London, Part Four: Tate Britain

A bit of an afterthought it has to be said: Tate Britain leaves me, well a little underwhelmed to be brutally honest. However, what has piqued my interest is an exhibition of William Dobson's portraits.

Dobson was held to be the finest English born portrait artist of his age, and became artist to the Charles's Royal Court in Oxford. He pretty much took over once Van Dyck was no longer on the scene.

A small exhibition, which is on display until the end of this month, so you'll need to get a wiggle on if you want to see it.

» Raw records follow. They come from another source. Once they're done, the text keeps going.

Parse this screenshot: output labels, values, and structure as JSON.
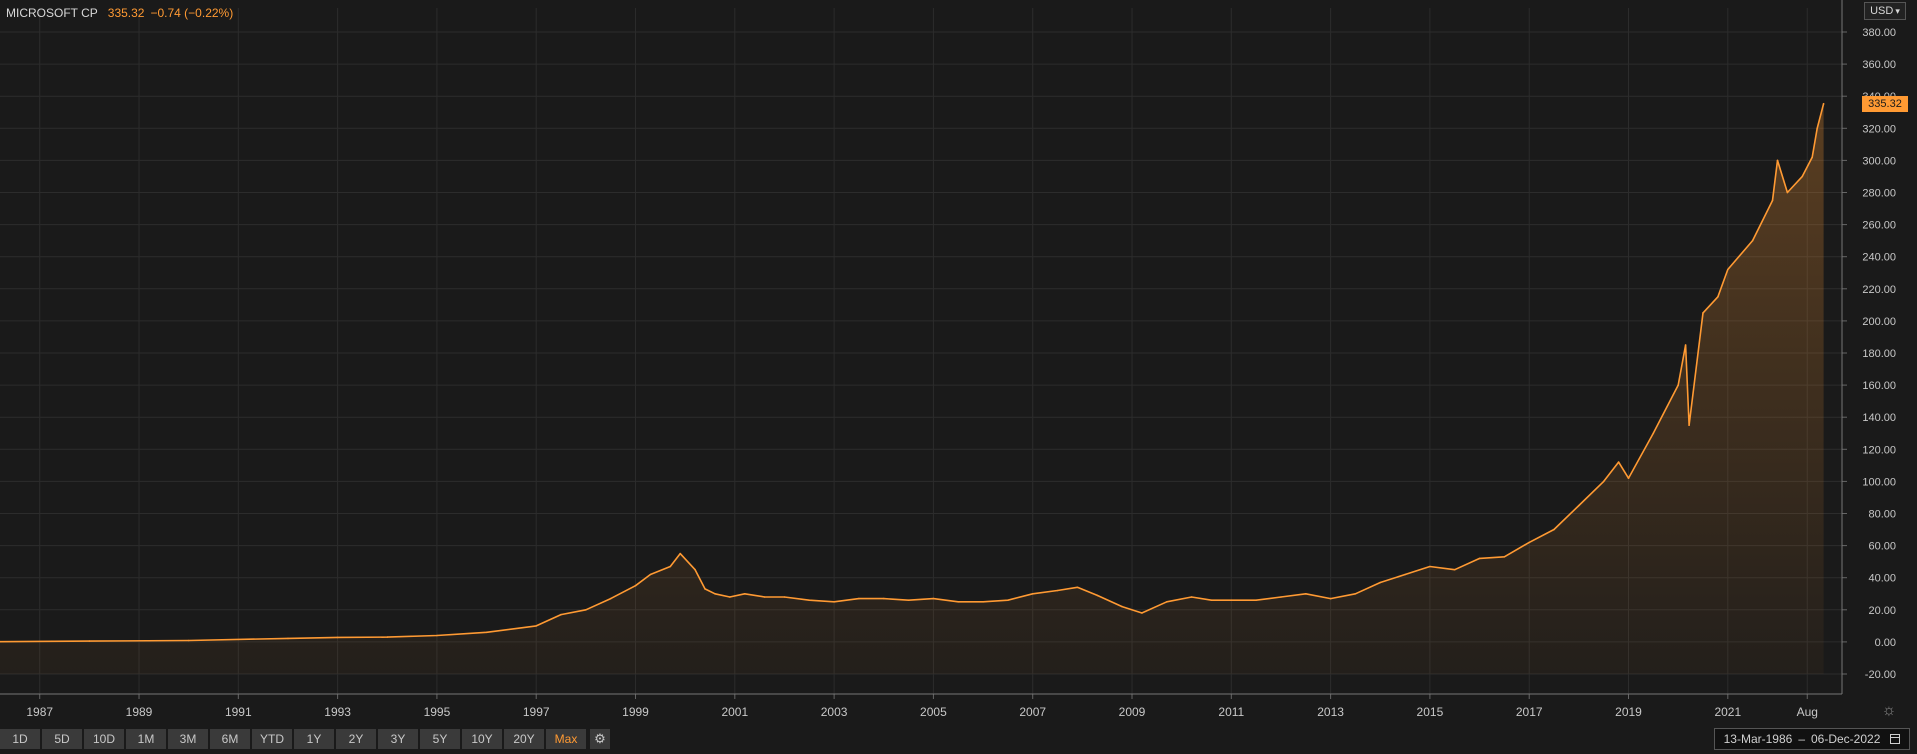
{
  "header": {
    "symbol": "MICROSOFT CP",
    "price": "335.32",
    "change": "−0.74 (−0.22%)"
  },
  "currency": {
    "value": "USD",
    "chevron": "▾"
  },
  "last_price_tag": "335.32",
  "toolbar": {
    "ranges": [
      "1D",
      "5D",
      "10D",
      "1M",
      "3M",
      "6M",
      "YTD",
      "1Y",
      "2Y",
      "3Y",
      "5Y",
      "10Y",
      "20Y",
      "Max"
    ],
    "active": "Max",
    "settings_icon": "gear-icon"
  },
  "date_range": {
    "start": "13-Mar-1986",
    "separator": "–",
    "end": "06-Dec-2022",
    "icon": "calendar-icon"
  },
  "crosshair_icon": "crosshair-icon",
  "colors": {
    "background": "#1a1a1a",
    "grid": "#2c2c2c",
    "line": "#ff9a33",
    "axis_text": "#c8c8c8"
  },
  "chart_data": {
    "type": "area",
    "y_axis": {
      "side": "right",
      "ylim": [
        -20,
        380
      ],
      "ticks": [
        -20,
        0,
        20,
        40,
        60,
        80,
        100,
        120,
        140,
        160,
        180,
        200,
        220,
        240,
        260,
        280,
        300,
        320,
        340,
        360,
        380
      ],
      "tick_labels": [
        "-20.00",
        "0.00",
        "20.00",
        "40.00",
        "60.00",
        "80.00",
        "100.00",
        "120.00",
        "140.00",
        "160.00",
        "180.00",
        "200.00",
        "220.00",
        "240.00",
        "260.00",
        "280.00",
        "300.00",
        "320.00",
        "340.00",
        "360.00",
        "380.00"
      ]
    },
    "x_axis": {
      "range": [
        1986.2,
        2023.3
      ],
      "ticks": [
        1987,
        1989,
        1991,
        1993,
        1995,
        1997,
        1999,
        2001,
        2003,
        2005,
        2007,
        2009,
        2011,
        2013,
        2015,
        2017,
        2019,
        2021,
        2022.6
      ],
      "tick_labels": [
        "1987",
        "1989",
        "1991",
        "1993",
        "1995",
        "1997",
        "1999",
        "2001",
        "2003",
        "2005",
        "2007",
        "2009",
        "2011",
        "2013",
        "2015",
        "2017",
        "2019",
        "2021",
        "Aug"
      ]
    },
    "grid": true,
    "last_value": 335.32,
    "series": [
      {
        "x": [
          1986.2,
          1988.0,
          1990.0,
          1992.0,
          1993.0,
          1994.0,
          1995.0,
          1996.0,
          1997.0,
          1997.5,
          1998.0,
          1998.5,
          1999.0,
          1999.3,
          1999.7,
          1999.9,
          2000.2,
          2000.4,
          2000.6,
          2000.9,
          2001.2,
          2001.6,
          2002.0,
          2002.5,
          2003.0,
          2003.5,
          2004.0,
          2004.5,
          2005.0,
          2005.5,
          2006.0,
          2006.5,
          2007.0,
          2007.5,
          2007.9,
          2008.3,
          2008.8,
          2009.2,
          2009.7,
          2010.2,
          2010.6,
          2011.0,
          2011.5,
          2012.0,
          2012.5,
          2013.0,
          2013.5,
          2014.0,
          2014.5,
          2015.0,
          2015.5,
          2016.0,
          2016.5,
          2017.0,
          2017.5,
          2018.0,
          2018.5,
          2018.8,
          2019.0,
          2019.5,
          2020.0,
          2020.15,
          2020.22,
          2020.5,
          2020.8,
          2021.0,
          2021.5,
          2021.9,
          2022.0,
          2022.2,
          2022.5,
          2022.7,
          2022.8,
          2022.93
        ],
        "y": [
          0.1,
          0.5,
          0.9,
          2.2,
          2.8,
          3,
          4,
          6,
          10,
          17,
          20,
          27,
          35,
          42,
          47,
          55,
          45,
          33,
          30,
          28,
          30,
          28,
          28,
          26,
          25,
          27,
          27,
          26,
          27,
          25,
          25,
          26,
          30,
          32,
          34,
          29,
          22,
          18,
          25,
          28,
          26,
          26,
          26,
          28,
          30,
          27,
          30,
          37,
          42,
          47,
          45,
          52,
          53,
          62,
          70,
          85,
          100,
          112,
          102,
          130,
          160,
          185,
          135,
          205,
          215,
          232,
          250,
          275,
          300,
          280,
          290,
          302,
          320,
          335.32
        ]
      }
    ]
  }
}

Dobson's most famous portrait of the Civil wars, Richard Neville
Prince Rupert, Colonel William Legge and Colonel John Russell
Quite like the detail in "Portrait of An Officer"
Elsewhere in the gallery the 1540 gallery has a rather famous bust of Carolus Rex, which caused a little consternation to the pair of elderly visitors from the US who were very confused as to who it could be - they calmed down when I politely told them it was King Charles written in Latin.


Comments

  1. Those are stunning pictures. He certainly knew how to wield a brush!

    ReplyDelete
  2. I think the 'unknown officer' portrait is fabulous inspiration for wielding a paintbrush on toy soldiers.

    ReplyDelete

Post a Comment

Popular posts from this blog

The Sealed Knot - ECWS: re-enactors

Hovels Ancients Range

A New Regiment - How Long Does It Take?

Colonel John Pickering’s Regiment of Foot

Lieutenant General James Wemyss’ Regiment of Foot

Prince Maurice’s Firelocks

The Battle of Nantwich, 25th January 1644

Regiments of Foot

Colonel Hugh Fraser’s Regiment of Dragoons

Streeter, Streater, Sprigge or Sturt?